Our economy has been in—or hovering just above—the toilet for some time now, and both presidential candidates have talked about unemployment until they're blue in the face. But it appears Americans have been missing the real problem with people not having jobs: it's not that they can't pay their bills, it's that they can't get dates. Well, actually, it's really only than unemployed men can't get dates, according to a new study. Ladies are still in demand whether they have steady income or not. Mwaha?
This research was conducted by It's Just Lunch, a dating service for professionals (aka people who are really into jobs and having them). They surveyed 925 people and found that a huge percentage of women said they wouldn't date a guy who was unemployed. When the situation was reversed, only one-third of men said they would not date an unemployed woman. Damn, why are women so much less tolerant of having a partner that's not bringing home any bacon?
Well, the numbers are a little more complex if you break them down. A total of 75 percent of women said it would be unlikely that they'd date a guy with no job. But within that, 33 percent of women said straight up no they wouldn't date an unemployed guy, but 42 percent of those women said they'd maybe date an unemployed man, but that they wouldn't want to spend much time in the relationship if he didn't have a plan for getting employed in place. Only 21 percent of the women surveyed said they'd be fine with dating an unemployed guy, no stipulations attached.
If you're feeling mean-spirited, it's tempting to read this information as women are just a bunch of money-grubbing gold-diggers. But, in fact, we are not. (Shocker!) It turns out, according to the survey responses, that our desire for a man with employment didn't have much to do with money; rather it was that the women were interested in being with a man who was "engaged in an activity," and the women thought working was about as good an activity as there is to keep you busy. So what does this reveal about us ladies? Well, Irene LaCota is a spokesperson for It's Just Lunch and says:

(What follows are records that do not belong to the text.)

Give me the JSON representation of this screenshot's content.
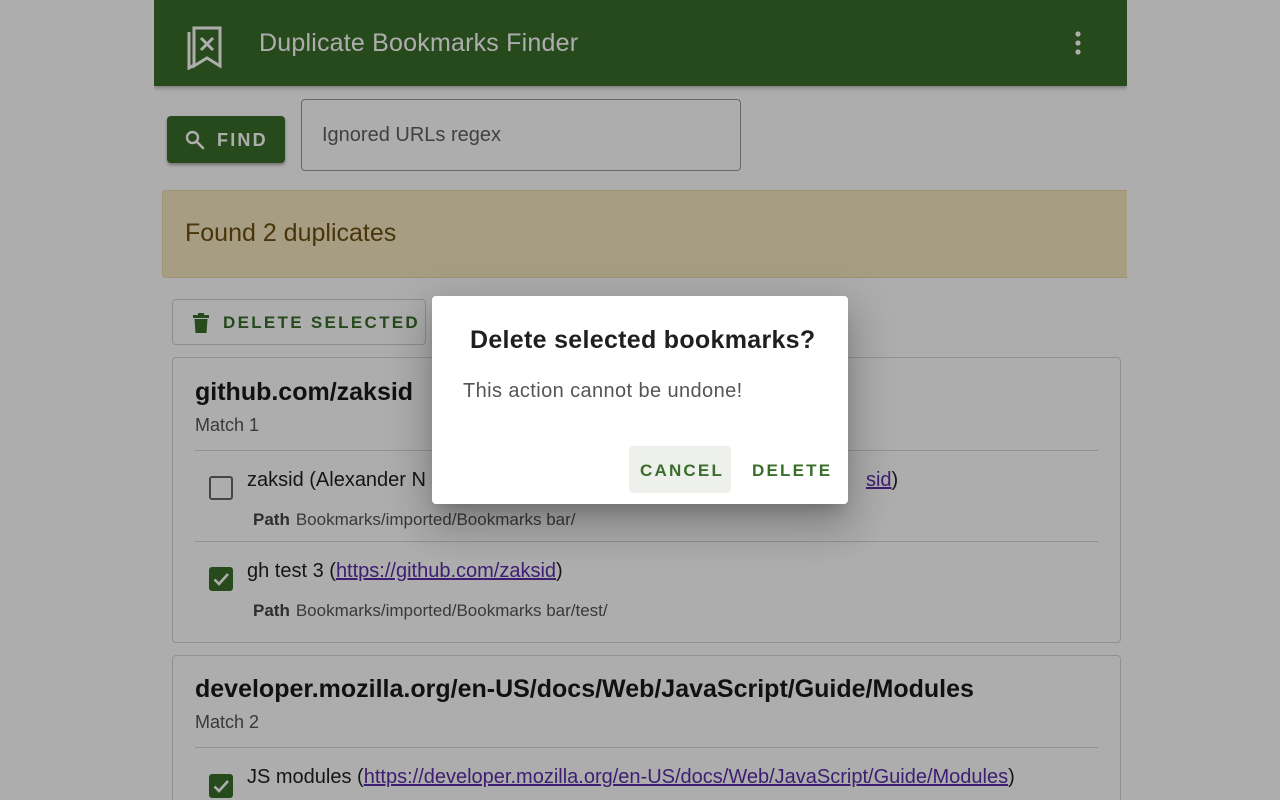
{
  "app": {
    "title": "Duplicate Bookmarks Finder"
  },
  "toolbar": {
    "find_label": "FIND",
    "ignored_placeholder": "Ignored URLs regex"
  },
  "banner": {
    "text": "Found 2 duplicates"
  },
  "actions": {
    "delete_selected_label": "DELETE SELECTED"
  },
  "groups": [
    {
      "title": "github.com/zaksid",
      "match": "Match 1",
      "bookmarks": [
        {
          "checked": false,
          "name": "zaksid (Alexander N",
          "url_visible": "sid",
          "close": ")",
          "path_label": "Path",
          "path": "Bookmarks/imported/Bookmarks bar/"
        },
        {
          "checked": true,
          "name": "gh test 3 (",
          "url": "https://github.com/zaksid",
          "close": ")",
          "path_label": "Path",
          "path": "Bookmarks/imported/Bookmarks bar/test/"
        }
      ]
    },
    {
      "title": "developer.mozilla.org/en-US/docs/Web/JavaScript/Guide/Modules",
      "match": "Match 2",
      "bookmarks": [
        {
          "checked": true,
          "name": "JS modules (",
          "url": "https://developer.mozilla.org/en-US/docs/Web/JavaScript/Guide/Modules",
          "close": ")"
        }
      ]
    }
  ],
  "dialog": {
    "title": "Delete selected bookmarks?",
    "body": "This action cannot be undone!",
    "cancel_label": "CANCEL",
    "delete_label": "DELETE"
  },
  "icons": {
    "logo": "bookmark-x-icon",
    "menu": "more-vert-icon",
    "find": "search-icon",
    "delete_selected": "trash-icon",
    "checkbox_checked": "check-icon"
  },
  "colors": {
    "primary": "#3a6e2a",
    "banner_bg": "#f7e8c0",
    "banner_text": "#6b4f10",
    "link": "#5b2da8"
  }
}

Not having a job will definitely make it harder for men to date someone they don't already know. This is the rare area, compared to other topics we've done surveys on, where women's old-fashioned beliefs about sex roles seem to apply.
Interesting. Though, honestly, I'm not sure it's so much about the traditional belief that men should be the financial providers so much as it is about believing that a man who doesn't have job and doesn't have a solid plan to get one probably isn't as desirable as a mate because he lacks ambition or intelligence or some other mysterious quality that we perceive as being necessary in our boyfriends. After all, a big percentage of us don't care so much about whether he has a job right this second—because, hey, shit happens—but it's more about whether he's the type of guy who's proactive enough to find himself a new job and be able to support himself in the long run.
Apparently, men aren't concerned with finding women who have plans and are keeping themselves busy. Basically two-thirds of guys said they didn't have a problem going out with a woman who was unemployed—19 percent of guys said they'd have "no reservations" and 46 percent said they were positive they'd go out with a woman who didn't have a job. Well, look who comes off looking a lot more open-minded and compassionate on this topic—kind of, unless these guys are the kind who don't care if a woman has a job because they secretly believe women shouldn't have jobs? Commence hand-wringing.
So what does this news mean for the future if we're going to have a stalled economy for a while? Well, it means this might be a Mancession on a number of different levels. Though probably it means nothing. Sure, it's easy to speak in abstract terms and say categorically, "I would never date a man who was unemployed," but it gets a lot more complicated when you're confronted with meeting an actual man who's funny and charming and just happens to be between jobs. So maybe this isn't as bleak as it all sounds—perhaps there is hope for love in the tough economic times after all.
75 Percent of Women Say They Won't Date Unemployed Men [LiveScience]
Image via karen roach/Shutterstock.